The author and theologian C.S. Lewis once said, "God whispers to us in our pleasures, speaks to us in our conscience, but shouts to us in our pains: It is his megaphone to rouse a deaf world." You can interpret that statement as you will and judge Lewis as you desire but when one lives with pain for a longer than usual time, one begins to think about what it is that you should be learning from the experience.
I had a stupid accident that was of my own doing in early April. It was one of those things that forgetful or non-observant or clumsy people do, running into something that I should have seen but did not. It stunned my body and wrecked my left leg and since that moment I have not been totally free from pain. I have been taking all of the over the counter pain medicine that is allowed by doctors since then and only that helps to alleviate the pain somewhat. I have seen an orthopedic doctor who assured me that I did not break anything and who gave me a shot in the knee of a steroidal medicine that had little effect and have been taking physical therapy twice a week for the last month. That has given me some relief but there are days, such as this one, when I woke up with pain in my leg and hip and it has not subsided. It is not as noticeable when I am sitting down but when I begin to walk around the pain shouts at me and demands that I stop it.
I have now seen an assistant to a neurologist with hopes of seeing the actual doctor once I have the required MRI and hope that the result will be some form of treatment that will cure this issue and allow me to return to the once active lifestyle that I enjoyed. I miss my 2 mile daily walks around town. I miss riding my bicycle now and then. I miss being able to get out and enjoy the countryside when we have a time away. I want all that back and more.
So, what is God shouting at me through this experience? Perhaps I have obtained just a bit of added compassion and understanding of what others experience who have lived with pain much longer than I have. Some persons I know who have long term disease live with constant pain. Some have had this as their plight for years now. The pain I have experienced in minuscule in comparison to what they suffer daily. Maybe this has taught me a bit of patience too. I wanted this to be over quickly. A week or two of dragging my leg around, taking vast quantities of medicine, and rubbing myself with various lotions was enough for me. I wanted it over then so I could go on with life but that was not the case for me. It has been nearly two months now since the accident and I have had to learn to be patient and wait for the answer to come eventually. I have had to be satisfied with the unknown and think that maybe someday it will be okay.
I think I have also learned that faith in God does not mean that God is going to answer our prayers as we request or when we request it. I grew up in a faith tradition that quoted the Bible and applied its verses personally to the lives of its adherents. "Ask anything in my name and it shall be done" was said many times in worship as people would be prayed for. They believed in instant healings and in instant miracles. After all, if Jesus could work wonders, "greater works would follow those who believe." Those ancient words are very true but I think I have learned from this experience that our interpretation of them may not be what was intended originally and the words themselves may hold greater meaning than we can ever imagine in our English translation of the Hebrew or Greek or Aramaic. The asking part may be the same but the receiving part from our prayers may mean something entirely different than we imagine with our 21st century minds.
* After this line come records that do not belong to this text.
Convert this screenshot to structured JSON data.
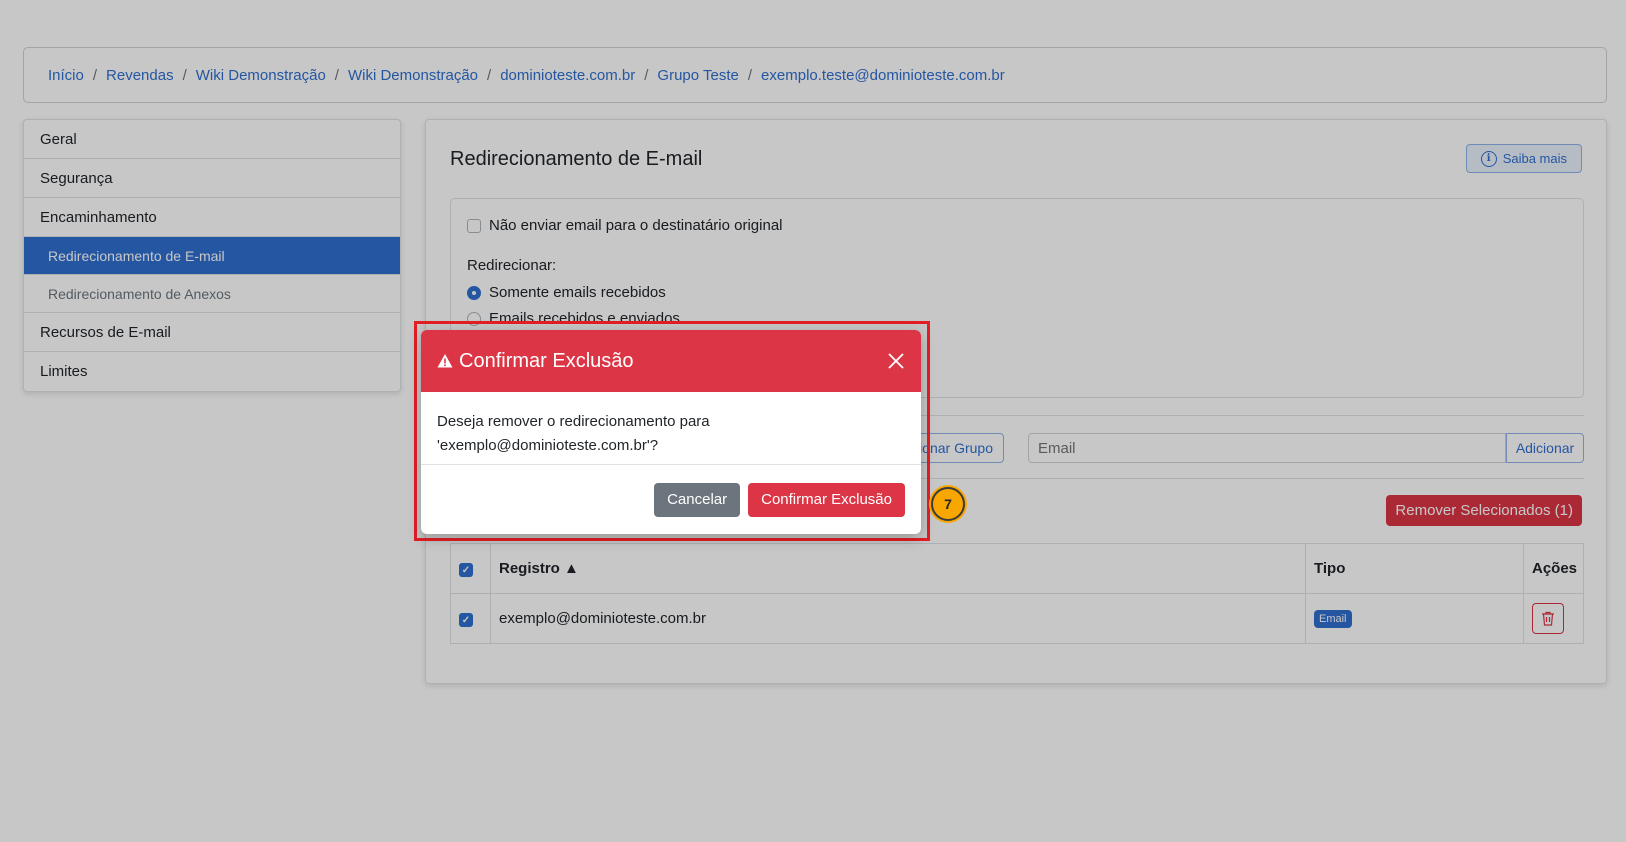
{
  "breadcrumb": {
    "items": [
      "Início",
      "Revendas",
      "Wiki Demonstração",
      "Wiki Demonstração",
      "dominioteste.com.br",
      "Grupo Teste",
      "exemplo.teste@dominioteste.com.br"
    ],
    "separator": "/"
  },
  "sidebar": {
    "items": [
      {
        "label": "Geral"
      },
      {
        "label": "Segurança"
      },
      {
        "label": "Encaminhamento"
      },
      {
        "label": "Redirecionamento de E-mail",
        "active": true
      },
      {
        "label": "Redirecionamento de Anexos"
      },
      {
        "label": "Recursos de E-mail"
      },
      {
        "label": "Limites"
      }
    ]
  },
  "main": {
    "title": "Redirecionamento de E-mail",
    "saiba_mais": "Saiba mais",
    "no_send_original": "Não enviar email para o destinatário original",
    "redirect_label": "Redirecionar:",
    "radio_options": [
      "Somente emails recebidos",
      "Emails recebidos e enviados"
    ],
    "group_button": "ionar Grupo",
    "email_placeholder": "Email",
    "add_button": "Adicionar",
    "remove_selected": "Remover Selecionados (1)",
    "table": {
      "headers": [
        "Registro ▲",
        "Tipo",
        "Ações"
      ],
      "rows": [
        {
          "registro": "exemplo@dominioteste.com.br",
          "tipo": "Email"
        }
      ]
    }
  },
  "modal": {
    "title": "Confirmar Exclusão",
    "body_line1": "Deseja remover o redirecionamento para",
    "body_line2": "'exemplo@dominioteste.com.br'?",
    "cancel": "Cancelar",
    "confirm": "Confirmar Exclusão"
  },
  "step_badge": "7",
  "colors": {
    "primary": "#2f6fd0",
    "danger": "#dc3545",
    "secondary": "#6c757d",
    "highlight": "#e31e24",
    "badge": "#f8a700"
  }
}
God does answer prayer. The answer we receive may not be the one we seek, however. We cannot direct God how to answer prayers. We can only pray for God's will to be done for us even as it is done in Heaven. "All things work together for good..." was the beginning of the verse that people would quote as they ruminated over what they considered to be unanswered prayers. They rarely added the rest of the verse that says, "...for those who love God, who are called according to his purpose." (Romans 8:28) To me this means, that God has an overarching plan for our lives, from the time we are born until we go on to meet God, and everything that happens in life is for our good. It does not mean that everything that happens to us will be good but it means that we will live and learn and grow through all of our life's experiences and the end result will be a good one for us as we end our earthly lives.
So, God can whisper to me again once I am finished with this learning experience. I may be a little bit more deaf than I was when I was in my 20s but I still hear fairly well. God can whisper in that still small voice and I will try to be ready to listen. I dont need nearly as many shouts as I seem to be getting lately in order to know that God loves me and wants the best for me.